“It’s imperative that our employees have optimal health care, especially those employees who live with chronic diseases who need regular, ongoing treatment,” says Tom Davies, regional health care manager for GTE. “Healthy employees are happy employees.”
Davies’s comments stem from a disturbing figure stating that in 1997, more than $27 billion was spent for hospital services associated with diabetes. According to a Kaiser Permanente press release, caring for people with diabetes costs nearly four times more than caring for a member without the disease, due to increased outpatient visits, lab services, drugs and the cost of treating complications of the disease, including hospital care and additional medical procedures. A Kaiser Permanente spokesperson says that these complications are preventable, or can be delayed, with aggressive diabetes management.
The key elements of the diabetes care program illustrate this strategy:
- Computerized diabetes registries link electronic data from pharmacy, laboratory, hospital and outpatients systems to identify patients and improve care.
- Multidisciplinary teams of primary care physicians, eye specialists, dietitians, social workers and health educators provide coordinated services.
- Clinical practice guidelines developed by physicians identify which medical approaches work best in which situations.
- Health education through classes, groups and videos help patients with diabetes learn self-care strategies.
- Phone calls and letters offer encouragement and remind members of appointments.
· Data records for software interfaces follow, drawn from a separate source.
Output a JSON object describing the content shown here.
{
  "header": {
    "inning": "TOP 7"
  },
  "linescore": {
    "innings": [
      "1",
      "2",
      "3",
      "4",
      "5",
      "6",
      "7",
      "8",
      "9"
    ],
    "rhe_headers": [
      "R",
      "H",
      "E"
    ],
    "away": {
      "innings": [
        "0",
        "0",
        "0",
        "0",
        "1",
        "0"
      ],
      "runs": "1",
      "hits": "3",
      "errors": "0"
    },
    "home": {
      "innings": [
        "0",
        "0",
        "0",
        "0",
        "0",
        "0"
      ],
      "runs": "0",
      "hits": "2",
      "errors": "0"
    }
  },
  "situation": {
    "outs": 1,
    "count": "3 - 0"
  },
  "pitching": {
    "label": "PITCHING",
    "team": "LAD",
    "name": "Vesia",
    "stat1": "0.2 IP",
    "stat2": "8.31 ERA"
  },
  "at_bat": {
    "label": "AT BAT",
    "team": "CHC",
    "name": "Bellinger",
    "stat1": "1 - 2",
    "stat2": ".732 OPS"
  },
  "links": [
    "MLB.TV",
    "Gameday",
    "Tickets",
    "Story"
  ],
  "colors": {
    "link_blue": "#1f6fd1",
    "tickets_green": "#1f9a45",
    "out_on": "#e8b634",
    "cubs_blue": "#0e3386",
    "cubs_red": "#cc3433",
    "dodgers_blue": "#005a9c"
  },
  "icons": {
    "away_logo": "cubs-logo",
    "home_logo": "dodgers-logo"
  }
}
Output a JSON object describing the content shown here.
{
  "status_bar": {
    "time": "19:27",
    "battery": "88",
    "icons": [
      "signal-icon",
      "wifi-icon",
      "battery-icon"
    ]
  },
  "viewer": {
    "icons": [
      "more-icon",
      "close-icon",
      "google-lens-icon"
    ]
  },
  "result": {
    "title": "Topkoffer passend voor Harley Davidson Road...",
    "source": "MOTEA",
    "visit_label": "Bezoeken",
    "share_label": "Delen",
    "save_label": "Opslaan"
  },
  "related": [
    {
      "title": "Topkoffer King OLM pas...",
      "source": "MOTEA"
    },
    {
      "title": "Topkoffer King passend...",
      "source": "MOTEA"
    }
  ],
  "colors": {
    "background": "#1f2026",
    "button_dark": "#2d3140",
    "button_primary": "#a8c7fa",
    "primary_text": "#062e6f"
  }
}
Results from the initial pilot program showed a reduction in hospital admissions by 29 percent for patients with diabetes with related heart attacks between 1994 and 1997. In addition, hospitalizations of Kaiser members with diabetes dropped from 338 per 1,000 in 1994 to 318 per 1,000 in 1997.